The section between Pos 9 and 10 is in places the most technical and dangerous. You need to be reasonably good at rock scrambling. The trail leads up to the right of the huge boulder and then onto a very narrow ridge. One section of the ridge is blocked with a rock formation that you must take extra care clambering over.
The true peak (2,874 metres above sea level) of the mountain range is crowned with a triangulation pillar, a boulder with names written into it by previous hikers and a small antenna compound. This is the usual destination of most hikers who enjoy the view, take some photos by the pillar and slowly begin the return journey to Lembang Bu’ne. But a further kilometre north lies Puncak Kohbang / Ko’bang which is the alleged site of the tomb of the King of Gowa. It is a place of pilgrimage for local people and indeed the whole mountain range is highly spiritually significant – there are numerous mystical stories and superstitious advice connected to the area. Puncak Kohbang is actually 2,870m – just 4 metres below the true summit – and is a grand viewpoint down to the valley between Lompobatang and Bawakaraeng.
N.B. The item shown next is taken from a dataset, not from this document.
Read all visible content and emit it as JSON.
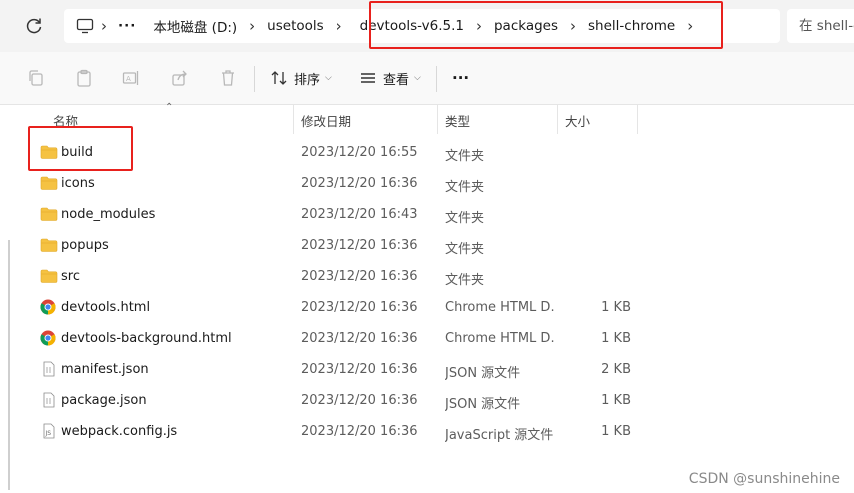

For hikers wishing to cross (lintas) the entire range, the trail beyond Puncak Kohbang leads down into Lembah Karisma (Charisma Valley, named after the Makassar hiking group that opened the route in 1987). At this point the terrain becomes very steep and difficult, taking about 7 hours to reach the valley (2,236m, Pos 15). Most hiking groups spend one night in the valley where there is ample space to camp and also water sources. From this point, the Pos numbers descend from 15 back to Pos 1 near the trailhead for Bawakaraeng at Lembanna. After having spent a night in Charisma Valley, the following day hikers start the ascent up to the peak of Gunung Bawakaraeng – apparently this requires the best part of a day too. Reports from hiking clubs who have completed this trip say that there are rocks on this section of the expedition that contain metal that can render compasses useless. There is also a tricky rock section where only one person can pass through at a time. After a third night on the mountain range, in the large field near Bawakaraeng summit, they slowly descend to Lembanna and take public transport or ojeks back to Malino and then home to Makassar.
Bagging information provided by Daniel Quinn
Origins and Meaning
‘Moncong Lompobatang’ means ‘Big Belly Mountain’ in Makassarese (Anthony Jukes, 2011)